In the lead-up to the 2023 NHL Awards in Nashville on June 26, we here at The Oil Rig have put together our own version of the program. We voted on each of the awards, the Jack Adams Award, Lady Byng Trophy, Selke Trophy, Norris Trophy, Vezina Trophy, Calder Trophy, and Hart Trophy, to give out our own accolades.
Next up is the Calder Memorial Trophy, awarded to the rookie of the year—the player judged to be the most proficient in his first year in the NHL. The winner of this year’s Calder Trophy will join some impressive company of recipients over the past decade. There are two key players fighting for votes for this year’s award. Which one will come out on top?
The winner of The Oil Rig’s 2023 Calder Trophy is…
Matty Beniers, Seattle Kraken
Having won a close race with the player who finished second in voting, Matty Beniers takes home the Calder Trophy as rookie of the year. And for good reason, he stepped into the Seattle Kraken lineup and looked like a well-established veteran. He made a huge splash early in the season, and even though he quieted down as the year went on, he is showing signs of becoming one of the top centres in the league after just one season.
With 24 goals and 57 points in 80 games, Beniers finished fourth in scoring for the Kraken while leading all rookies. Impressively, he only had two penalty minutes all season.
Often times, when a rookie enters the league, it takes some time to adjust to the speed and quality of play, especially defensively. But he did not skip a beat with his entrance into the NHL. His level of understanding of the defensive side of the game already makes him a name to watch in the coming years for the Selke Trophy.
Stuart Skinner, Edmonton Oilers
Finishing a very close second in voting is Stuart Skinner, the rookie goalie for the Edmonton Oilers who took over the crease early on in the season and led the team to a playoff berth and very nearly the Pacific Division title. His 29–14–5 record does not fully reflect how integral his play was to the Oilers’ success, especially in the last couple months of the season in which Edmonton was nearly unbeatable.
Goalies have a hard time winning the Calder, it has happened just twice in the past 20 seasons. But once in a while a goalie like Skinner comes along and takes over the crease for his team.

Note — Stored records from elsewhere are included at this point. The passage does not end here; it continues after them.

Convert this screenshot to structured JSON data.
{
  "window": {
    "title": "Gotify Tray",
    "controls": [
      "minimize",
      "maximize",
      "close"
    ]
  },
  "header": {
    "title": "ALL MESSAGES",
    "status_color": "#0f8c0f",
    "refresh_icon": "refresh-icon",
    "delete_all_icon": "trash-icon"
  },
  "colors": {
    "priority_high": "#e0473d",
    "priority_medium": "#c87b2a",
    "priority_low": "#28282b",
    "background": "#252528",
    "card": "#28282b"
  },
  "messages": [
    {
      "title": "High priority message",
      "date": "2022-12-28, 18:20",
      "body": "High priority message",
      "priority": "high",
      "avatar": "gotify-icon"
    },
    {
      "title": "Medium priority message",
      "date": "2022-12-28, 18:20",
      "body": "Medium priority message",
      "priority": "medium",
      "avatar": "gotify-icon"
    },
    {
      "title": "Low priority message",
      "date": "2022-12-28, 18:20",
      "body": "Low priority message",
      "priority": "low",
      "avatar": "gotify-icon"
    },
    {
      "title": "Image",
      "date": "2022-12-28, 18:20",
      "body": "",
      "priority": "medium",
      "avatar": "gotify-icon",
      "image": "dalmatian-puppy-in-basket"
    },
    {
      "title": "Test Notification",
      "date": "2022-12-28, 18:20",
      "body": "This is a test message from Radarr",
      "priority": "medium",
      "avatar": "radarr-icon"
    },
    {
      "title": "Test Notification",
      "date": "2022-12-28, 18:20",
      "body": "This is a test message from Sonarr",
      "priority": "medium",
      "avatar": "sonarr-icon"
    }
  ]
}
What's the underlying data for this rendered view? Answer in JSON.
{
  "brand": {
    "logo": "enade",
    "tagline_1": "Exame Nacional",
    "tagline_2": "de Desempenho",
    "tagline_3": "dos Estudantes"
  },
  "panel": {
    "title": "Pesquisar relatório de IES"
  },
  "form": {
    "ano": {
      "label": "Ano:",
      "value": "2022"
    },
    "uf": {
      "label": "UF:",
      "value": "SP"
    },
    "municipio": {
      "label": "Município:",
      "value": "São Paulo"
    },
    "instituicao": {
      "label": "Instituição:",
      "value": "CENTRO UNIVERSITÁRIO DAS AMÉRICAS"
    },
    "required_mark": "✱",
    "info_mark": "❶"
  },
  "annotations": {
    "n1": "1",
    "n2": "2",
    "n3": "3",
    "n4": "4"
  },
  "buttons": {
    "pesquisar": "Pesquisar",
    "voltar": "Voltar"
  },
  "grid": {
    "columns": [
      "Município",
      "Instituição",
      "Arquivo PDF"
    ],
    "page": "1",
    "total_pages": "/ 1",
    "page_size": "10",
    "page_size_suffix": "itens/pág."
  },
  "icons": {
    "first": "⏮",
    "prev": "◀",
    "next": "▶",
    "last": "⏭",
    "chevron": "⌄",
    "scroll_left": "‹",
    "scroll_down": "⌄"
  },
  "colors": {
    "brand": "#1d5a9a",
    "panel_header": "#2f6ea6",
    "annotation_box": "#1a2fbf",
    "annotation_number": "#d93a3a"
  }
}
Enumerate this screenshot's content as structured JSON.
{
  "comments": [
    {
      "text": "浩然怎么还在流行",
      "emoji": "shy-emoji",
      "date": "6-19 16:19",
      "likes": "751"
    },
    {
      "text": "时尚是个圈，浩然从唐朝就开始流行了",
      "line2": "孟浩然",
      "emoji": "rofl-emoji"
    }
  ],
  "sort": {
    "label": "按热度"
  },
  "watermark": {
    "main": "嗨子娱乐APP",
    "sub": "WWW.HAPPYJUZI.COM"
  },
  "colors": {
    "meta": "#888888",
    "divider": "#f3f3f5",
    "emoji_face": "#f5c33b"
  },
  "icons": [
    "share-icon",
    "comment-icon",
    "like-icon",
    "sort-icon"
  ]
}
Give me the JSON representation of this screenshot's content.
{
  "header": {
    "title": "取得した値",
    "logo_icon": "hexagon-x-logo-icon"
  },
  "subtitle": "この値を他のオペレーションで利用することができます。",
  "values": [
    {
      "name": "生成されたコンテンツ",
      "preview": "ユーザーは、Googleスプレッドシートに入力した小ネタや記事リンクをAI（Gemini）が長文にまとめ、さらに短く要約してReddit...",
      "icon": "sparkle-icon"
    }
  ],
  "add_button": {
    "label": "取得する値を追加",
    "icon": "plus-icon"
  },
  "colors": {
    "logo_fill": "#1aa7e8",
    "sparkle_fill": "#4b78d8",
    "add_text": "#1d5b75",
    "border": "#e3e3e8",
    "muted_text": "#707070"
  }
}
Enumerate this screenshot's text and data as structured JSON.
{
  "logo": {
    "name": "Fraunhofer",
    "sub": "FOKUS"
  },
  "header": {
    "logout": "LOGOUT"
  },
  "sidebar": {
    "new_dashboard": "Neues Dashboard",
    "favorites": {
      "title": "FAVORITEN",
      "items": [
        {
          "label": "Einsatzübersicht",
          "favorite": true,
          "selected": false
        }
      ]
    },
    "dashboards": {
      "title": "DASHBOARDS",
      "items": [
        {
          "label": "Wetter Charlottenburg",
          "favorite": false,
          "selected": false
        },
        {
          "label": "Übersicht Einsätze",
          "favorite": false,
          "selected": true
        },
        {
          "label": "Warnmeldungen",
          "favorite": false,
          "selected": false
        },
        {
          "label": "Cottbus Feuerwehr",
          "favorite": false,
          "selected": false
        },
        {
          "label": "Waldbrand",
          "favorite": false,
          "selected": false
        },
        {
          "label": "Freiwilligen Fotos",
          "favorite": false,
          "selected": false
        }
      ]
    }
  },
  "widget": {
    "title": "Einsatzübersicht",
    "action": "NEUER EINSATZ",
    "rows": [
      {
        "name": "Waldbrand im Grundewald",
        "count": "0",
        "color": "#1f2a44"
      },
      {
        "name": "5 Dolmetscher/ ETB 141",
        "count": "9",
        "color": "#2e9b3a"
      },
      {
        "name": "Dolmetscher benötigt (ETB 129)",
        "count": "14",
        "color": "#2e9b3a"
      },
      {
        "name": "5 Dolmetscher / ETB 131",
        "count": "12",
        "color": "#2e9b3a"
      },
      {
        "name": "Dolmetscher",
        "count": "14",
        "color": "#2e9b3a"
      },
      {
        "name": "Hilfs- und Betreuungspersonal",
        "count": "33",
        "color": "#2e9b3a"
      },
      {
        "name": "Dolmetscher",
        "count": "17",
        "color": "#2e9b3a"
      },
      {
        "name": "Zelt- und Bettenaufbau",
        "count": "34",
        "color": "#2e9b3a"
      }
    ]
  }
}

Owen Power, Buffalo Sabres
Rookie defenders can often have difficult transitions into the NHL, but Owen Power has made a seamless entrance in his rookie season. Leading first-year defencemen with 35 points in his 79 games, he demonstrated a quick ability to learn and adjust to the NHL game.
Averaging 23:48 in ice time per game, Power is showing early that he is destined to be a workhorse for the Sabres for years to come.
Vote scoring: 1st place = 10, 2nd place = 7, 3rd place = 5, 4th place = 3, 5th place = 1
The Oil Rig’s writer takes
Sean Laycock: Homer bias aside, Skinner was the best and most impactful rookie this season. Playing on the same team as Jack Campbell, his statline was significantly better and the Oilers had an increased chance of winning with him in net. That’s not to say that Beniers was not good, because he was fantastic and will be a player to watch for years to come, but the former was most impressive. Matias Maccelli flew under everyone’s radar but still finished second in rookie scoring. Wyatt Johnston played in every single game, recording 24 goals and 41 points. Amazing production for a midline forward on one of the deeper teams in the league.
Ray Boulette: This was the toughest award to judge for me because it would have been easy to use my Oilers bias and give it to Skinner. With that said, I honestly think it’s more impressive for a rookie to play number one centre on a playoff team than be a number one rookie goalie. There is also a small part of me that wants to be taken seriously and not just seen as a homer. So there, I picked Beniers over Skinner, put some respect on my name.
Gregory Babinski: Power is a common choice, authoring a strong season as a rookie blueliner, though for the same reasons Jake Sanderson of the Ottawa Senators deserves consideration as well. By the end of the season Sanderson was logging huge minutes for the Sens as they pushed for a playoff spot. He might be the Sens best defenceman sooner rather than later, and will be a huge part of the Senators successes in the coming seasons.
Full disclosure, Noah Cates earned a Selke vote from yours truly. A fascinating campaign buried within the cloud of irrelevance, at best, that hovered around a Philadelphia Flyers season. Skater defence, especially from the forward position, is both hard to qualify and under-appreciated, meaning the fact that Cates has earned any recognition for an award that often takes years to win is quite notable. Beniers will likely earn some Selke votes throughout his career as well, a new era of defensive centres dawning as Patrice Bergeron’s career comes closer to a close.
Michelle Nguyen: A completely biased and unapologetically homer statement: Skinner deserves the Calder. Carried the Oilers on his back when it wasn’t in October’s playbooks. It’s time the Oilers get a Calder winner and about time again for a goalie.